The glue in the relationship between Kurds and Israelis is the principle, “My enemy’s enemy is my friend.” Of course, the enemies in this case are the Baghdad government and the ISIS Caliphate. The ties between the two peoples in modern history preceded the tyranny of Saddam Hussein, but were strong around the time of the Kurdish rebellion in 1961. Kurdish activist Ismet Sherif Vanly met in 1964 with Israeli leaders, including Prime Minister Levi Eshkol and Shimon Peres. In response, Israel set up a permanent representative to Iraqi Kurdistan. While the details of the relationship between the Israelis and the Kurds were kept mostly secret, Israel provided humanitarian aid for Kurds, as well as arms and ammunition and military training. In 1975, after the Algiers agreement between Iran and Iraq, the Kurdish rebellion was repressed, and relations between Israel and the Kurds appeared to subside, but continued a few years later. More recently, an article appeared in Yediot Aharanot about Israel’s training the Kurdish military forces. According to one source, a company owned by former head of the Mossad Danny Yatom and by renowned spook Shlomi Michaels consulted the Kurdish government, and there have been shipments of military supplies from Israel to Northern Iraq.
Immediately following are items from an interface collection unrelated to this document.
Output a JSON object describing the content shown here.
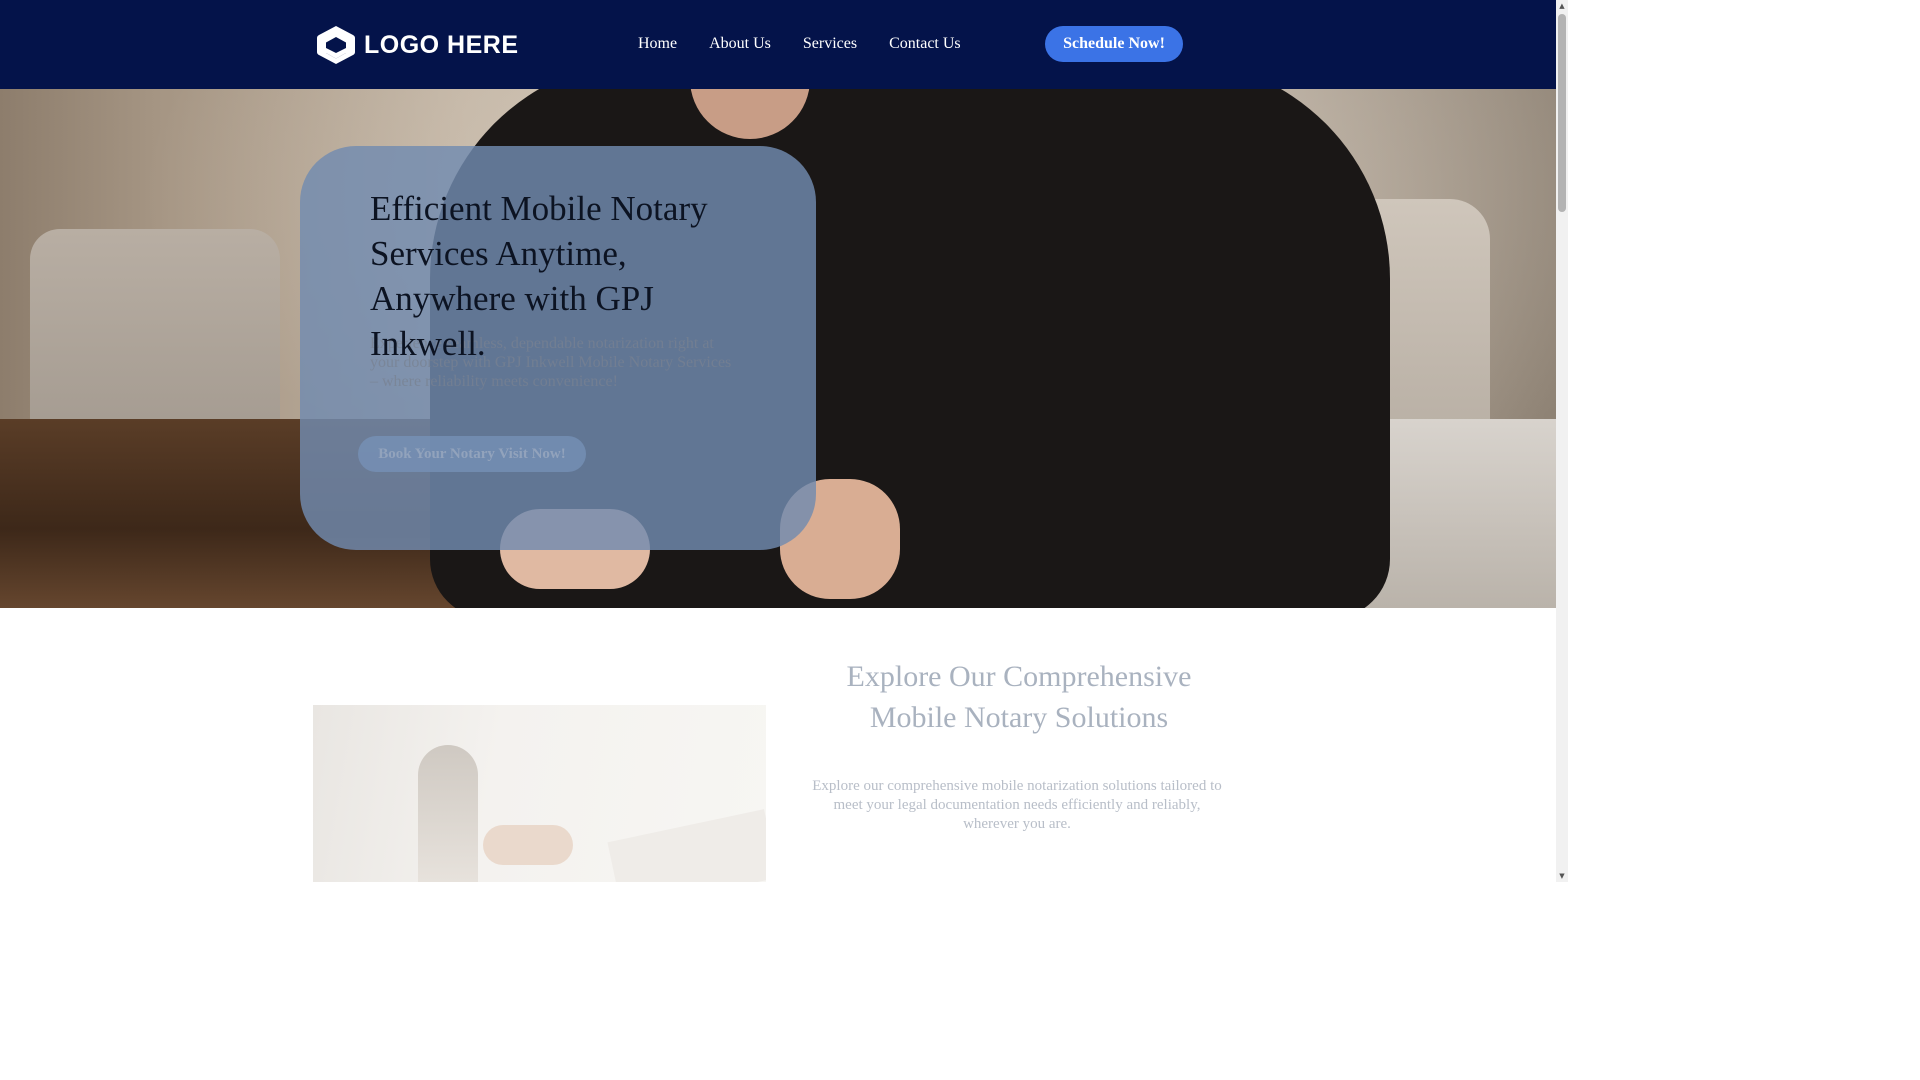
{
  "header": {
    "logo_text": "LOGO HERE",
    "nav": [
      "Home",
      "About Us",
      "Services",
      "Contact Us"
    ],
    "cta_label": "Schedule Now!"
  },
  "hero": {
    "title": "Efficient Mobile Notary Services Anytime, Anywhere with GPJ Inkwell.",
    "subtitle": "Experience seamless, dependable notarization right at your doorstep with GPJ Inkwell Mobile Notary Services – where reliability meets convenience!",
    "button_label": "Book Your Notary Visit Now!"
  },
  "section": {
    "title": "Explore Our Comprehensive Mobile Notary Solutions",
    "text": "Explore our comprehensive mobile notarization solutions tailored to meet your legal documentation needs efficiently and reliably, wherever you are."
  },
  "scrollbar": {
    "up_icon": "▲",
    "down_icon": "▼"
  },
  "colors": {
    "header_bg": "#04134a",
    "cta_bg": "#3b73e6",
    "hero_card": "#718bb0"
  }
}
In 2012, Le Figaro reported that the Mossad was recruiting Iranian exiles in Kurdistan to train them, as a strategy to sabotage Iran’s nuclear development. The story came from an anonymous source in Baghdad. In 2006, the BBC’s Newsnight reported there was evidence that the Israelis were providing military training to members of a Kurdish militia. Israeli security experts denied the report, insisting that such training could not take place without the knowledge of the Kurdish authorities. In 2010, Lebanon arrested three Kurds on the charge of working with Israeli intelligence. The three belonged to the Kurdistan Workers Party, a group fighting for an independent Kurdish state.
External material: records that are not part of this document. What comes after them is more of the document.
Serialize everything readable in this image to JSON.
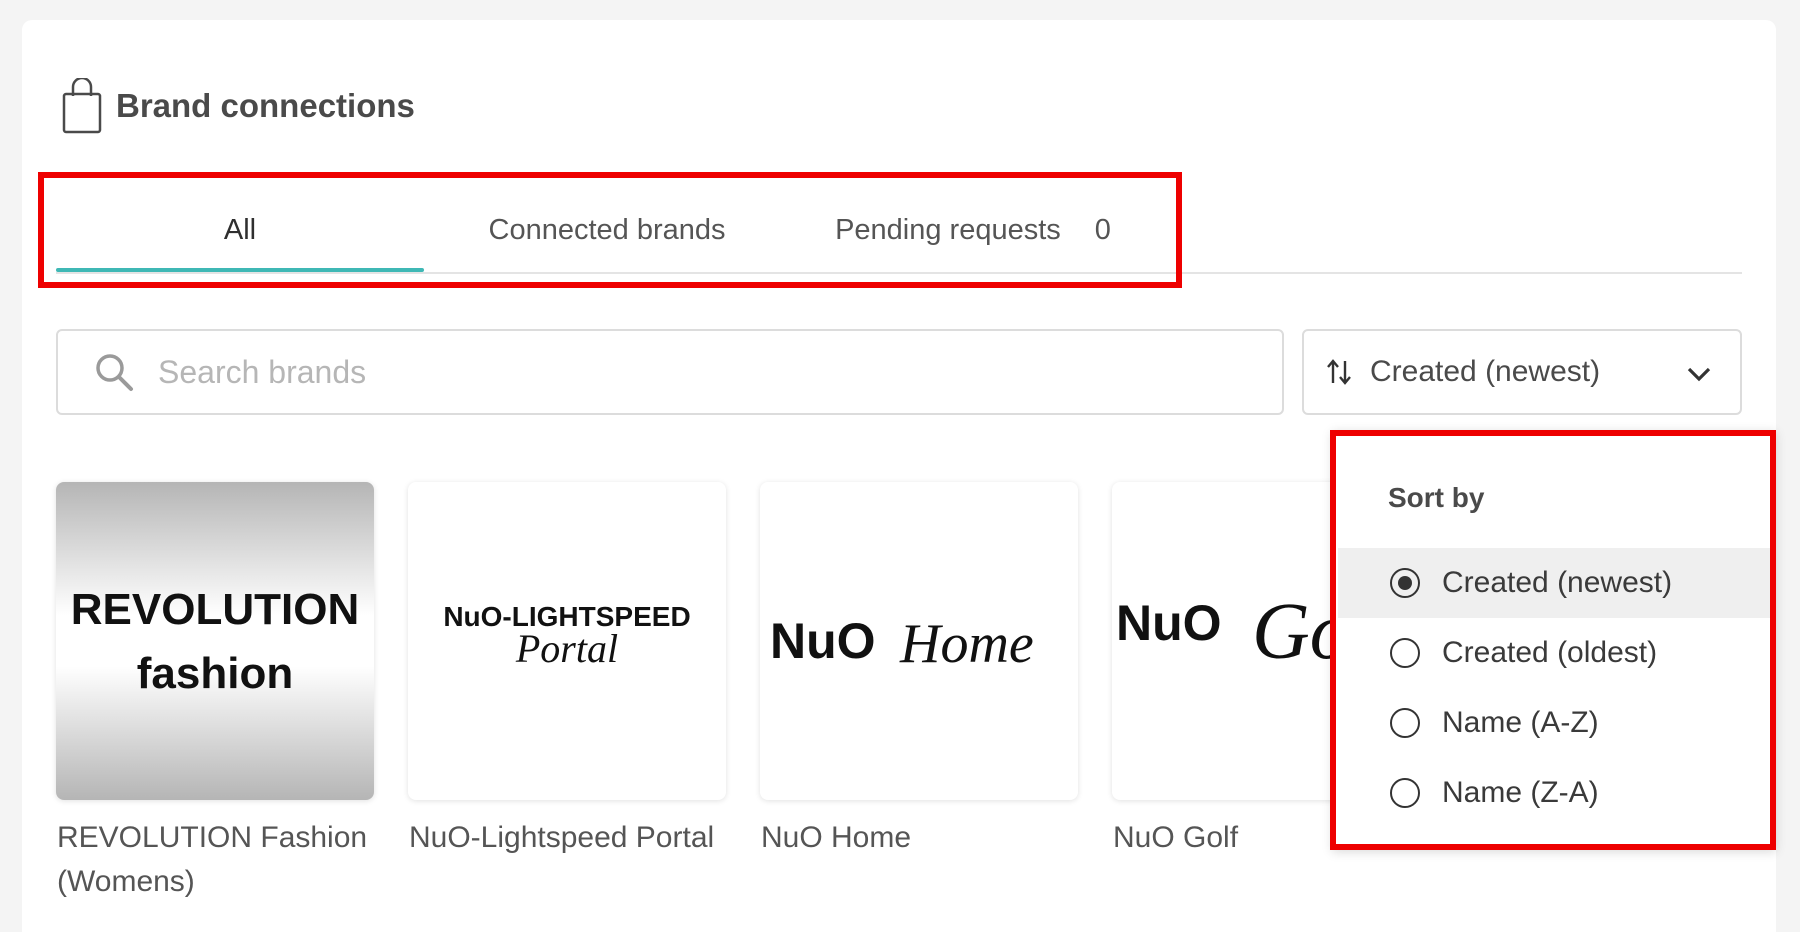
{
  "header": {
    "title": "Brand connections",
    "icon": "shopping-bag-icon"
  },
  "tabs": [
    {
      "label": "All",
      "active": true
    },
    {
      "label": "Connected brands",
      "active": false
    },
    {
      "label": "Pending requests",
      "count": "0",
      "active": false
    }
  ],
  "search": {
    "placeholder": "Search brands",
    "value": "",
    "icon": "search-icon"
  },
  "sort": {
    "selected": "Created (newest)",
    "icon": "sort-arrows-icon",
    "chevron": "chevron-down-icon"
  },
  "brands": [
    {
      "name": "REVOLUTION Fashion (Womens)",
      "logo_line1": "REVOLUTION",
      "logo_line2": "fashion"
    },
    {
      "name": "NuO-Lightspeed Portal",
      "logo_line1": "NuO-LIGHTSPEED",
      "logo_line2": "Portal"
    },
    {
      "name": "NuO Home",
      "logo_line1": "NuO",
      "logo_line2": "Home"
    },
    {
      "name": "NuO Golf",
      "logo_line1": "NuO",
      "logo_line2": "Golf"
    }
  ],
  "sort_menu": {
    "heading": "Sort by",
    "options": [
      {
        "label": "Created (newest)",
        "checked": true
      },
      {
        "label": "Created (oldest)",
        "checked": false
      },
      {
        "label": "Name (A-Z)",
        "checked": false
      },
      {
        "label": "Name (Z-A)",
        "checked": false
      }
    ]
  },
  "colors": {
    "accent": "#3fb8b5",
    "highlight": "#ee0000"
  }
}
Eliezer Tsafrir is a former Mossad operative who has fond memories of leading covert Israeli operations in Kurdistan in 1975, when the rebellion of Mustafa Barzani was being crushed by Saddam Hussein. In his memoir, “Ani Kurdi,” or “I am a Kurd,” Tsafrir recalls the “proud, fierce and warm mountain people.” He told Tablet, “It was a love story. Under the Barzanis, Jews in Kurdistan did not suffer. On the contrary, they were friends. Ties with Israel ran deep and began when Mustafa Barzani sent emissaries to Israel through Europe and told us Kurds, like Jews, were ignored by everybody and needed help.” Tsafrir ran training corps for Kurdish soldiers. With the treaty between Iran and Iraq, the Kurdish rebels had to make a run for it. “We were in a big hurry to burn papers,” said Tsafrir. “I had to get out of here before the Iraqi army turned me into a kebab.” Tsafrir expressed enthusiasm about the possibility of an independent Kurdistan and said, “I want to be Israel’s first Consul General in Erbil.”
The Kurds might have been a step closer to realizing their dream of independence if the plan of then Chairman of the Senate Foreign Relations Committee, Joe Biden, had been implemented. In 2006, Senator Biden wrote an Op-Ed for the New York Times titled “Unity through Autonomy in Iraq.” he introduced the article with an analogy to the Bosnian war treaty ten years earlier. The Dayton Accords divided the region into a Serbian, Croatian and Muslim territory, each with separate armies. The armies were not necessary, because the peace treaty was a success. Biden criticized the Bush administration’s “profound strategic misjudgments” in hanlding Iraq and said the country should have a loose central government with separate territories for Kurds, Sunnis and Shiite Muslims. Biden concluded, “It is clear that President Bush does not have a strategy for victory in Iraq. Rather, he hopes to prevent defeat and pass the problem along to his successor. Meanwhile, the frustration of America is mounting so fast that Congress might end up mandating a rapid pullout even at the risk of precipitating chaos and civil war that becomes a regional war.” Countering criticism that dividing Iraq into three areas might increase sectarianism and lead to further violence, then Senator Biden responded that forcing a strong central government would have a worse effect.